The Edgar Awards, presented by Mystery Writers of America, are the most prestigious awards given for the mystery genre.  This year’s winners were announced on May 2nd in New York.  Click here for a full list of winners and nominees.

The winner for Best Novel of 2013 is Dennis Lehane’s Live By Night, while Chris Pavone’s The Expats won Best First Novel.

I’m sorry to say I’ve  not read either one yet, so I haven’t any comments.  However, having read and adored Gone Girl by Gillian Flynn, I’m a bit surprised she didn’t get the prize.  Not that Live By Night doesn’t sound great–it’s set in the gritty crime world of the Roaring Twenties, and by all accounts is one that I should certainly put on my t0-read list.  Speaking of,  The Gods of Gotham by Lyndsay Faye, another runner-up, has been on my to-read list for a while.  I think I’ve started it twice and then put it down in favor of a thriller or something.

Years ago I used to read mysteries all the time.  The literary mystery was my favorite genre.  My tastes have evolved into a preference for suspense and thriller.  I enjoy mystery elements, I’ve found, but I’m not in it for the puzzle or the solution.  I’m in it for twists and turns and a big reveal, which sometimes occurs in mysteries, but happens more often in suspense.

The Edgar Awards honor all types and sub-genres of mystery.   Here’s a link to the Edgars Database, where you can search all past winners and nominees.

Also, congratulations to one of my favorite programs, Sherlock–Steven Moffatt snagged a Best TV Episode Teleplay award for the episode “A Scandal in Belgravia.” Obsessive nerdy fangirl that I am, I have to say that was my personal least favorite episode–I thought “The Reichenbach Fall” was much better, both as an episode and as a mystery…maybe it didn’t win because there’s no solution yet?

I can’t think of a good way to end this post, so enjoy this picture of my very favorite Sherlock Holmes and John Watson team:

Holmes and Watson, from the BBC's "Sherlock."

Holmes and Watson, from the BBC’s “Sherlock.”

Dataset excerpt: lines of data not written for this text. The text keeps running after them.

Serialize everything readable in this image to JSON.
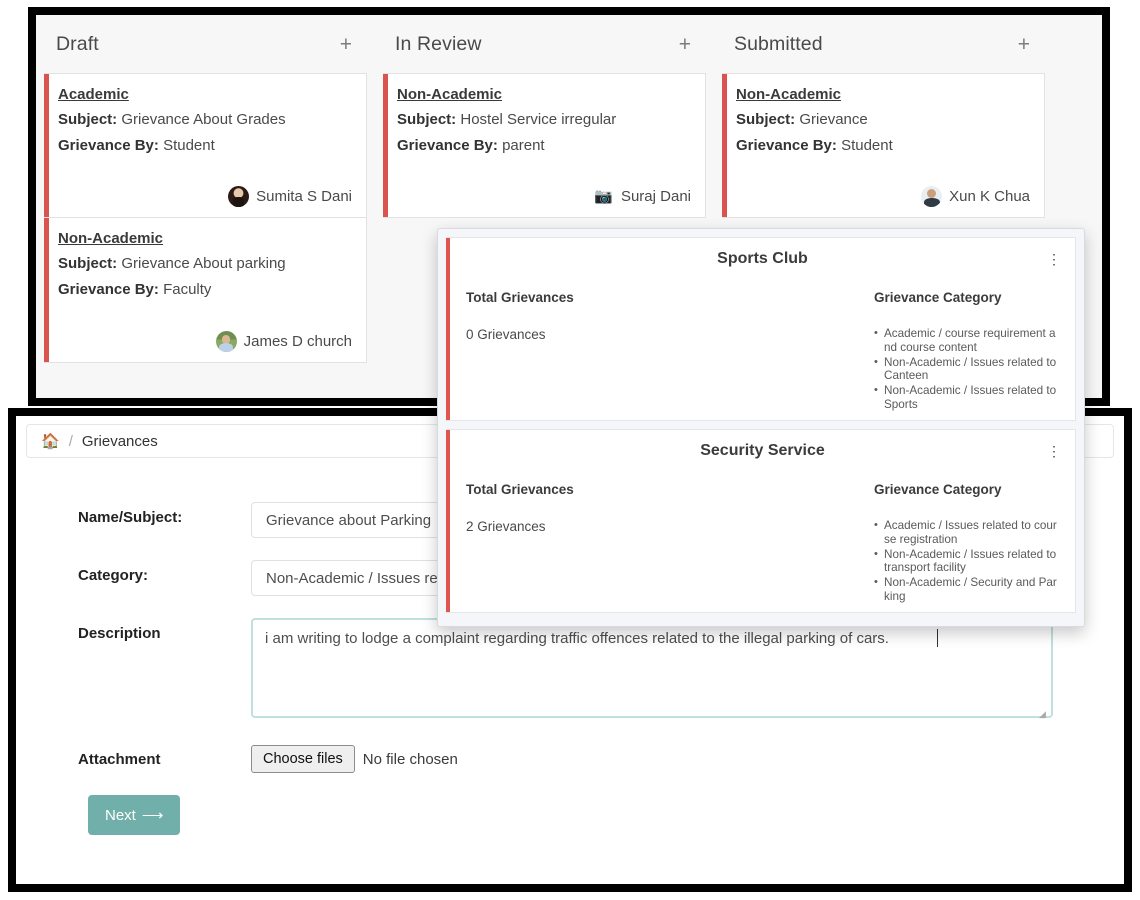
{
  "kanban": {
    "columns": [
      {
        "title": "Draft",
        "add_label": "+",
        "cards": [
          {
            "type": "Academic",
            "subject_label": "Subject:",
            "subject": "Grievance About Grades",
            "by_label": "Grievance By:",
            "by": "Student",
            "person": "Sumita S Dani",
            "avatar": "woman-avatar"
          },
          {
            "type": "Non-Academic",
            "subject_label": "Subject:",
            "subject": "Grievance About parking",
            "by_label": "Grievance By:",
            "by": "Faculty",
            "person": "James D church",
            "avatar": "man-outdoor-avatar"
          }
        ]
      },
      {
        "title": "In Review",
        "add_label": "+",
        "cards": [
          {
            "type": "Non-Academic",
            "subject_label": "Subject:",
            "subject": "Hostel Service irregular",
            "by_label": "Grievance By:",
            "by": "parent",
            "person": "Suraj Dani",
            "avatar": "camera-placeholder-avatar"
          }
        ]
      },
      {
        "title": "Submitted",
        "add_label": "+",
        "cards": [
          {
            "type": "Non-Academic",
            "subject_label": "Subject:",
            "subject": "Grievance",
            "by_label": "Grievance By:",
            "by": "Student",
            "person": "Xun K Chua",
            "avatar": "man-avatar"
          }
        ]
      }
    ]
  },
  "popup": {
    "panels": [
      {
        "title": "Sports Club",
        "kebab": "⋮",
        "total_label": "Total Grievances",
        "total_value": "0 Grievances",
        "category_label": "Grievance Category",
        "categories": [
          "Academic / course requirement and course content",
          "Non-Academic / Issues related to Canteen",
          "Non-Academic / Issues related to Sports"
        ]
      },
      {
        "title": "Security Service",
        "kebab": "⋮",
        "total_label": "Total Grievances",
        "total_value": "2 Grievances",
        "category_label": "Grievance Category",
        "categories": [
          "Academic / Issues related to course registration",
          "Non-Academic / Issues related to transport facility",
          "Non-Academic / Security and Parking"
        ]
      }
    ]
  },
  "form": {
    "breadcrumb": {
      "home_icon": "home-icon",
      "separator": "/",
      "current": "Grievances"
    },
    "fields": {
      "name_label": "Name/Subject:",
      "name_value": "Grievance about Parking",
      "category_label": "Category:",
      "category_value": "Non-Academic / Issues related to Security and Parking",
      "description_label": "Description",
      "description_value": "i am writing to lodge a complaint regarding traffic offences related to the illegal parking of cars.",
      "attachment_label": "Attachment",
      "choose_files_label": "Choose files",
      "no_file_label": "No file chosen"
    },
    "next_label": "Next",
    "next_arrow": "⟶"
  },
  "colors": {
    "card_accent": "#d9534f",
    "popup_accent": "#e0564f",
    "next_button": "#71b0aa",
    "textarea_focus": "#bfe0dd"
  }
}
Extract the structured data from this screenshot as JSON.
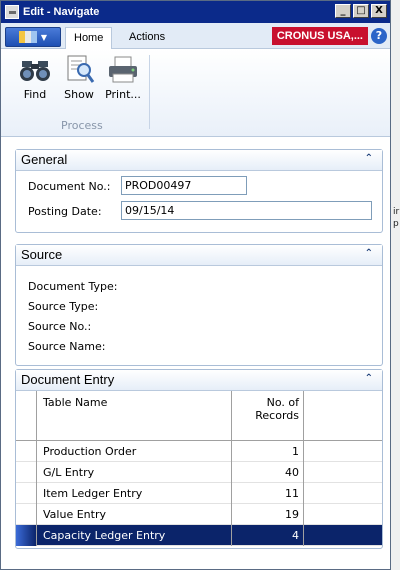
{
  "window": {
    "title": "Edit - Navigate"
  },
  "window_buttons": {
    "minimize": "_",
    "maximize": "□",
    "close": "X"
  },
  "ribbon": {
    "tabs": [
      {
        "label": "Home"
      },
      {
        "label": "Actions"
      }
    ],
    "company": "CRONUS USA,...",
    "help": "?",
    "buttons": [
      {
        "label": "Find"
      },
      {
        "label": "Show"
      },
      {
        "label": "Print..."
      }
    ],
    "group_label": "Process"
  },
  "general": {
    "title": "General",
    "document_no_label": "Document No.:",
    "document_no_value": "PROD00497",
    "posting_date_label": "Posting Date:",
    "posting_date_value": "09/15/14"
  },
  "source": {
    "title": "Source",
    "labels": [
      "Document Type:",
      "Source Type:",
      "Source No.:",
      "Source Name:"
    ]
  },
  "document_entry": {
    "title": "Document Entry",
    "columns": {
      "table_name": "Table Name",
      "records_line1": "No. of",
      "records_line2": "Records"
    },
    "rows": [
      {
        "table": "Production Order",
        "records": "1"
      },
      {
        "table": "G/L Entry",
        "records": "40"
      },
      {
        "table": "Item Ledger Entry",
        "records": "11"
      },
      {
        "table": "Value Entry",
        "records": "19"
      },
      {
        "table": "Capacity Ledger Entry",
        "records": "4"
      }
    ],
    "selected_row": 4
  },
  "colors": {
    "title_bar": "#0b2a8a",
    "company_badge": "#c8102e",
    "selection": "#0b246a"
  }
}
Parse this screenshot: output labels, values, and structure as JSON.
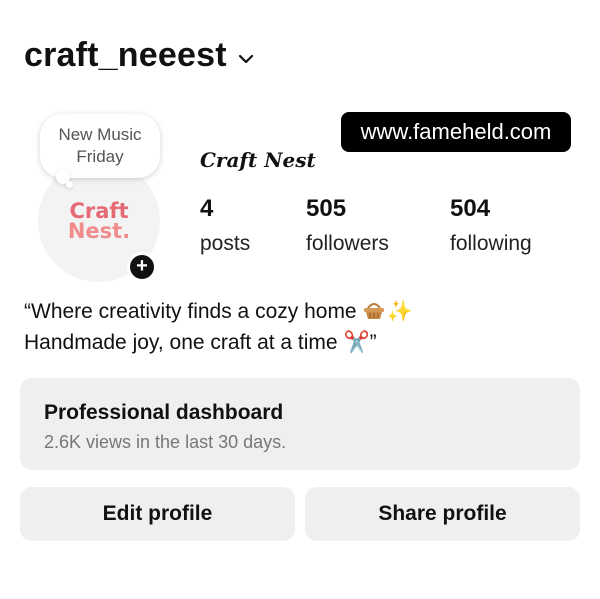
{
  "header": {
    "username": "craft_neeest"
  },
  "watermark": {
    "text": "www.fameheld.com"
  },
  "note": {
    "line1": "New Music",
    "line2": "Friday"
  },
  "avatar": {
    "logo_line1": "Craft",
    "logo_line2": "Nest."
  },
  "profile": {
    "display_name": "Craft Nest"
  },
  "stats": [
    {
      "value": "4",
      "label": "posts"
    },
    {
      "value": "505",
      "label": "followers"
    },
    {
      "value": "504",
      "label": "following"
    }
  ],
  "bio": {
    "line1": "“Where creativity finds a cozy home",
    "line1_emoji2": "✨",
    "line2": "Handmade joy, one craft at a time",
    "line2_emoji": "✂️",
    "line2_end": "”"
  },
  "dashboard": {
    "title": "Professional dashboard",
    "subtitle": "2.6K views in the last 30 days."
  },
  "buttons": {
    "edit": "Edit profile",
    "share": "Share profile"
  },
  "colors": {
    "card_bg": "#efeff1",
    "logo_pink": "#e56a73",
    "text": "#111111",
    "muted": "#777777"
  }
}
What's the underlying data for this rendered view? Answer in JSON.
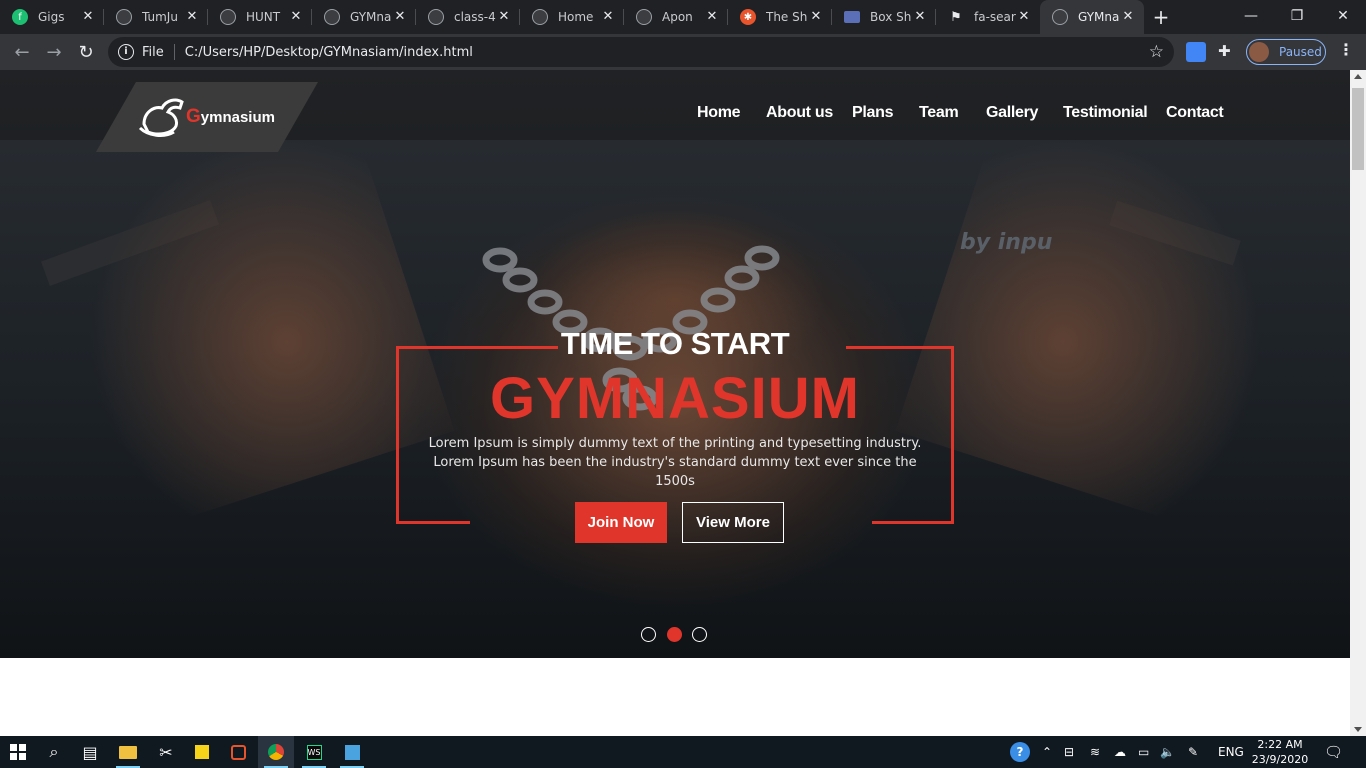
{
  "browser": {
    "tabs": [
      {
        "title": "Gigs",
        "favicon": "fiverr-icon"
      },
      {
        "title": "TumJu",
        "favicon": "globe-icon"
      },
      {
        "title": "HUNT",
        "favicon": "globe-icon"
      },
      {
        "title": "GYMna",
        "favicon": "globe-icon"
      },
      {
        "title": "class-4",
        "favicon": "globe-icon"
      },
      {
        "title": "Home",
        "favicon": "globe-icon"
      },
      {
        "title": "Apon",
        "favicon": "globe-icon"
      },
      {
        "title": "The Sh",
        "favicon": "orange-icon"
      },
      {
        "title": "Box Sh",
        "favicon": "box-icon"
      },
      {
        "title": "fa-sear",
        "favicon": "flag-icon"
      },
      {
        "title": "GYMna",
        "favicon": "globe-icon",
        "active": true
      }
    ],
    "address": {
      "scheme_label": "File",
      "url": "C:/Users/HP/Desktop/GYMnasiam/index.html"
    },
    "profile_label": "Paused"
  },
  "site": {
    "logo_initial": "G",
    "logo_rest": "ymnasium",
    "nav": [
      "Home",
      "About us",
      "Plans",
      "Team",
      "Gallery",
      "Testimonial",
      "Contact"
    ],
    "background_print": "by inpu",
    "hero": {
      "kicker": "TIME TO START",
      "headline": "GYMNASIUM",
      "lead": "Lorem Ipsum is simply dummy text of the printing and typesetting industry. Lorem Ipsum has been the industry's standard dummy text ever since the 1500s",
      "primary_cta": "Join Now",
      "secondary_cta": "View More",
      "slides": 3,
      "active_slide": 2
    },
    "colors": {
      "accent": "#e0352b",
      "nav_text": "#ffffff"
    }
  },
  "taskbar": {
    "language": "ENG",
    "time": "2:22 AM",
    "date": "23/9/2020"
  }
}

These two are a *very* close second, though:

Michael Caine and Ben Kingsley in the film "Without a Clue."

Michael Caine and Ben Kingsley in the film “Without a Clue.”

–Marie